Directions for this task: Write the entries out again exactly; any picture among them gets left out.

Material supplied:
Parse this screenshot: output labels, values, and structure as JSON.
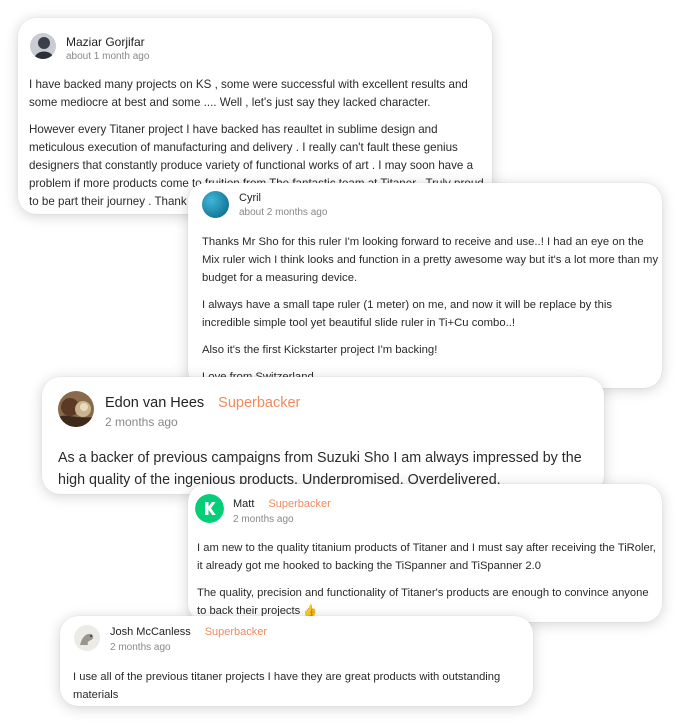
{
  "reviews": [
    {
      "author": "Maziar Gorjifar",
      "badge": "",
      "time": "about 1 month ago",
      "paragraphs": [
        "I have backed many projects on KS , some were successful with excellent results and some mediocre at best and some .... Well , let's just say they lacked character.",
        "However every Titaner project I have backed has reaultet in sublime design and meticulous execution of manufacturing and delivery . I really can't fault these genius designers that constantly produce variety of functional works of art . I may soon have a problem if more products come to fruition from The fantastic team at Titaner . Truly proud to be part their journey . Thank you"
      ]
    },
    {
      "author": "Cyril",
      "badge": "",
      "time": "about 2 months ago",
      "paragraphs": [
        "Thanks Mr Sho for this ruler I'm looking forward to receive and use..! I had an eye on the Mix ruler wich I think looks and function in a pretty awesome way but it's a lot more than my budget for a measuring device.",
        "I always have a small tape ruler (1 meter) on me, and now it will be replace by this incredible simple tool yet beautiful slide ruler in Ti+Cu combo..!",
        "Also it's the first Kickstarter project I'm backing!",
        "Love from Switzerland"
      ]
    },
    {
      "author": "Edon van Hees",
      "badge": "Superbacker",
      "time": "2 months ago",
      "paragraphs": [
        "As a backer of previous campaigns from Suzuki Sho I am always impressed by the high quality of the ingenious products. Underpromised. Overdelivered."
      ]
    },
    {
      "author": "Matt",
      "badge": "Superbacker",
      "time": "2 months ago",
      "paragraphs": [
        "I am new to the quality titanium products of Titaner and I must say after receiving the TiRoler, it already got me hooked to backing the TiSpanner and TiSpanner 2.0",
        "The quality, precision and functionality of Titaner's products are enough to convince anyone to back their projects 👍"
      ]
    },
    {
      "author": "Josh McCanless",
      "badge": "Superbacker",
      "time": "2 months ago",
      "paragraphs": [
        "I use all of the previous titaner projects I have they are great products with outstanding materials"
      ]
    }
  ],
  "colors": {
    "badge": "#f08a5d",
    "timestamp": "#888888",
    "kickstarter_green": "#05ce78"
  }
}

Written answer:
Parse this screenshot: output labels, values, and structure as JSON.
{
  "reviews": [
    {
      "author": "Maziar Gorjifar",
      "badge": "",
      "time": "about 1 month ago",
      "paragraphs": [
        "I have backed many projects on KS , some were successful with excellent results and some mediocre at best and some .... Well , let's just say they lacked character.",
        "However every Titaner project I have backed has reaultet in sublime design and meticulous execution of manufacturing and delivery . I really can't fault these genius designers that constantly produce variety of functional works of art . I may soon have a problem if more products come to fruition from The fantastic team at Titaner . Truly proud to be part their journey . Thank you"
      ]
    },
    {
      "author": "Cyril",
      "badge": "",
      "time": "about 2 months ago",
      "paragraphs": [
        "Thanks Mr Sho for this ruler I'm looking forward to receive and use..! I had an eye on the Mix ruler wich I think looks and function in a pretty awesome way but it's a lot more than my budget for a measuring device.",
        "I always have a small tape ruler (1 meter) on me, and now it will be replace by this incredible simple tool yet beautiful slide ruler in Ti+Cu combo..!",
        "Also it's the first Kickstarter project I'm backing!",
        "Love from Switzerland"
      ]
    },
    {
      "author": "Edon van Hees",
      "badge": "Superbacker",
      "time": "2 months ago",
      "paragraphs": [
        "As a backer of previous campaigns from Suzuki Sho I am always impressed by the high quality of the ingenious products. Underpromised. Overdelivered."
      ]
    },
    {
      "author": "Matt",
      "badge": "Superbacker",
      "time": "2 months ago",
      "paragraphs": [
        "I am new to the quality titanium products of Titaner and I must say after receiving the TiRoler, it already got me hooked to backing the TiSpanner and TiSpanner 2.0",
        "The quality, precision and functionality of Titaner's products are enough to convince anyone to back their projects 👍"
      ]
    },
    {
      "author": "Josh McCanless",
      "badge": "Superbacker",
      "time": "2 months ago",
      "paragraphs": [
        "I use all of the previous titaner projects I have they are great products with outstanding materials"
      ]
    }
  ],
  "colors": {
    "badge": "#f08a5d",
    "timestamp": "#888888",
    "kickstarter_green": "#05ce78"
  }
}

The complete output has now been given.